### Goal of the exercise
If a line in the material below has the word "this", copy it.

### Provided records
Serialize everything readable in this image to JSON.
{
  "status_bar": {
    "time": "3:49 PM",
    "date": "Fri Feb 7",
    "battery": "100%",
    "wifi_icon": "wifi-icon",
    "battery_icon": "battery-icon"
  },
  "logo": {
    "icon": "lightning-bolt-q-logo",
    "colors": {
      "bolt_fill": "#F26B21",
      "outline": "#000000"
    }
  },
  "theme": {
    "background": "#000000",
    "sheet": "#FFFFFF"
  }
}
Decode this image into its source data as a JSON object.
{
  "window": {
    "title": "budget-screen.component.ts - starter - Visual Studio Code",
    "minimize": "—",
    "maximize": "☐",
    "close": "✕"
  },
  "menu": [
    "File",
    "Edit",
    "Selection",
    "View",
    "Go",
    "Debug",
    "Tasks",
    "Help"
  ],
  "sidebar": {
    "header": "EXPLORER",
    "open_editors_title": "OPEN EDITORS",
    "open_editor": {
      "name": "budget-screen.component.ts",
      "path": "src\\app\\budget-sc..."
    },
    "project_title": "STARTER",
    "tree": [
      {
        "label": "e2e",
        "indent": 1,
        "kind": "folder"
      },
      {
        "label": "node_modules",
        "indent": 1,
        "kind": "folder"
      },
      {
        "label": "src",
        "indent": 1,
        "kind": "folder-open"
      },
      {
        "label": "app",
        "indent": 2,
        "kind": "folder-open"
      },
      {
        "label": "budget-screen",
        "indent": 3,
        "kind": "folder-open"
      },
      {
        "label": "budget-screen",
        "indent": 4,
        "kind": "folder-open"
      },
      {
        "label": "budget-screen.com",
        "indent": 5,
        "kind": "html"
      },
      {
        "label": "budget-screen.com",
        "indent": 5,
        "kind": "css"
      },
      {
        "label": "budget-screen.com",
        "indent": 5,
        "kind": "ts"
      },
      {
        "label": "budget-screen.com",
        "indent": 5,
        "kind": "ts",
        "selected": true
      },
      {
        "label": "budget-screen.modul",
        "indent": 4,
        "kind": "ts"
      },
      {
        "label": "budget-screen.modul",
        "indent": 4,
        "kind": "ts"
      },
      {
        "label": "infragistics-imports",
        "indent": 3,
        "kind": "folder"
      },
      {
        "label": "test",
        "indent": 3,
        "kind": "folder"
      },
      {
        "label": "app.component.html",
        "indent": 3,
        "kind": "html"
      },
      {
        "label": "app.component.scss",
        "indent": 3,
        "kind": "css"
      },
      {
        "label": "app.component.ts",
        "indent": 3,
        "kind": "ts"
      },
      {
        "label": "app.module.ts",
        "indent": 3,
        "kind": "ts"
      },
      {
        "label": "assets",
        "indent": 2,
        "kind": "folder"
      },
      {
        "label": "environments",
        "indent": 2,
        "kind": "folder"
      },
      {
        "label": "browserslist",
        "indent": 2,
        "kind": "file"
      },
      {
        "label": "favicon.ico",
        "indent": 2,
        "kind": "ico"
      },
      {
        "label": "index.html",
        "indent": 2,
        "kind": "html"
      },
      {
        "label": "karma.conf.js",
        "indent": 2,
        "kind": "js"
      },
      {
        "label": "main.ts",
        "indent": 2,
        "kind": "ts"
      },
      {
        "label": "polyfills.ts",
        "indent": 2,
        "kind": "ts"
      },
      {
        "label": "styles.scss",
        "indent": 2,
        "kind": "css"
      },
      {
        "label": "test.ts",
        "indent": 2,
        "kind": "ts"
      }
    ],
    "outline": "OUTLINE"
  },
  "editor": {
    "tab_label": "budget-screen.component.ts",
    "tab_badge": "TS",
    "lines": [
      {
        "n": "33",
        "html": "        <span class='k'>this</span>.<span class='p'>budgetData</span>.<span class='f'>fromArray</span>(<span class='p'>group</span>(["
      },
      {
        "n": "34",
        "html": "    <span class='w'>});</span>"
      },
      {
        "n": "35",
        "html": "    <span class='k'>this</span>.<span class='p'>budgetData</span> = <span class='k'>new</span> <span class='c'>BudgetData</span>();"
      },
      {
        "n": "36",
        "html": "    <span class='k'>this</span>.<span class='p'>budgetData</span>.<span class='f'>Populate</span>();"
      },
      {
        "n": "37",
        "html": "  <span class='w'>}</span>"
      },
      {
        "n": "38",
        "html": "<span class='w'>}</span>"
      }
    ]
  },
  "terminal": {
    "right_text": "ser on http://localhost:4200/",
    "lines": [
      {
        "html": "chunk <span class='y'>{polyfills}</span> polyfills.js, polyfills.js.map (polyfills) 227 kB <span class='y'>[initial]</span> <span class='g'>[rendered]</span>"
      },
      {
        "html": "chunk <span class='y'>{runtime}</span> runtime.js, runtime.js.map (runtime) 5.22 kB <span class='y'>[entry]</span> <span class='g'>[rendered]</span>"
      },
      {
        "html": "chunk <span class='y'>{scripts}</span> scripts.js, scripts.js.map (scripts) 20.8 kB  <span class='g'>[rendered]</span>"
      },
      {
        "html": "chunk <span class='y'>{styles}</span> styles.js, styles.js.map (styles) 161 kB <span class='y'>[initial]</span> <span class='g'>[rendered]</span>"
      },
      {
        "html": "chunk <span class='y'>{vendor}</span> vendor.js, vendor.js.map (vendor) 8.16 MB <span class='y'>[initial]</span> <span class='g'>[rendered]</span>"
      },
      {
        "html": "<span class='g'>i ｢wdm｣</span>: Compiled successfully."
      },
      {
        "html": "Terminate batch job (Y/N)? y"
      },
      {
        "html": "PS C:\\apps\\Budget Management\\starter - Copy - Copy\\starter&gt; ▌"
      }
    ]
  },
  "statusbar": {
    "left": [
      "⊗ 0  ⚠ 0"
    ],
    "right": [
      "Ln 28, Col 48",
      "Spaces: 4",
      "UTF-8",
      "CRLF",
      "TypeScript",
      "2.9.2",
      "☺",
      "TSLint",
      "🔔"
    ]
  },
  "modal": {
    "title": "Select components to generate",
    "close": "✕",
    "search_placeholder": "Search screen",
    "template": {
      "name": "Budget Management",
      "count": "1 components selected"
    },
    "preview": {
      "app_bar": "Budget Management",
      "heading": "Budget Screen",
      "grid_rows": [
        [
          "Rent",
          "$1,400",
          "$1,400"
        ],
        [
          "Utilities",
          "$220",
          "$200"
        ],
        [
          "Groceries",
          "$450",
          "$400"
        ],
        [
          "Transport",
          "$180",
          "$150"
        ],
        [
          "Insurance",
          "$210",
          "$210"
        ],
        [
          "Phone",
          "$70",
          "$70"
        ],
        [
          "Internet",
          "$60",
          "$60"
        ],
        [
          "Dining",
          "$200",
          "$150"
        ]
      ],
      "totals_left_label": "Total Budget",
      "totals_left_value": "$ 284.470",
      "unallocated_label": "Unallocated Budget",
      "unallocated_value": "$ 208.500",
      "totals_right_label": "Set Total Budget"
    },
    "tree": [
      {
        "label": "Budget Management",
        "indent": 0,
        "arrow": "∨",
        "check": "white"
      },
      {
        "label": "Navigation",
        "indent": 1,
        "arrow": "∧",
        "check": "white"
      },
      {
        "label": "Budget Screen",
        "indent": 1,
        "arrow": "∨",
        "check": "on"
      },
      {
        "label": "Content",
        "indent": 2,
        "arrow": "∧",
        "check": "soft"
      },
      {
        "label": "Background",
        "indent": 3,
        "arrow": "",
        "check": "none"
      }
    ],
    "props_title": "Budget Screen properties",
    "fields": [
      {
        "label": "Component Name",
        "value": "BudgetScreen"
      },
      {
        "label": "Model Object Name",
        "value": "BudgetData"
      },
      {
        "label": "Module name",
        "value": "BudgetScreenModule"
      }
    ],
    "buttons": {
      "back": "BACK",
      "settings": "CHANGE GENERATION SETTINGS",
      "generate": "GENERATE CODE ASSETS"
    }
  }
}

### Exercise answer
Serialize everything readable in this image to JSON.
Decode this image into its source data as a JSON object.
        "html": "        <span class='k'>this</span>.<span class='p'>budgetData</span>.<span class='f'>fromArray</span>(<span class='p'>group</span>(["
        "html": "    <span class='k'>this</span>.<span class='p'>budgetData</span> = <span class='k'>new</span> <span class='c'>BudgetData</span>();"
        "html": "    <span class='k'>this</span>.<span class='p'>budgetData</span>.<span class='f'>Populate</span>();"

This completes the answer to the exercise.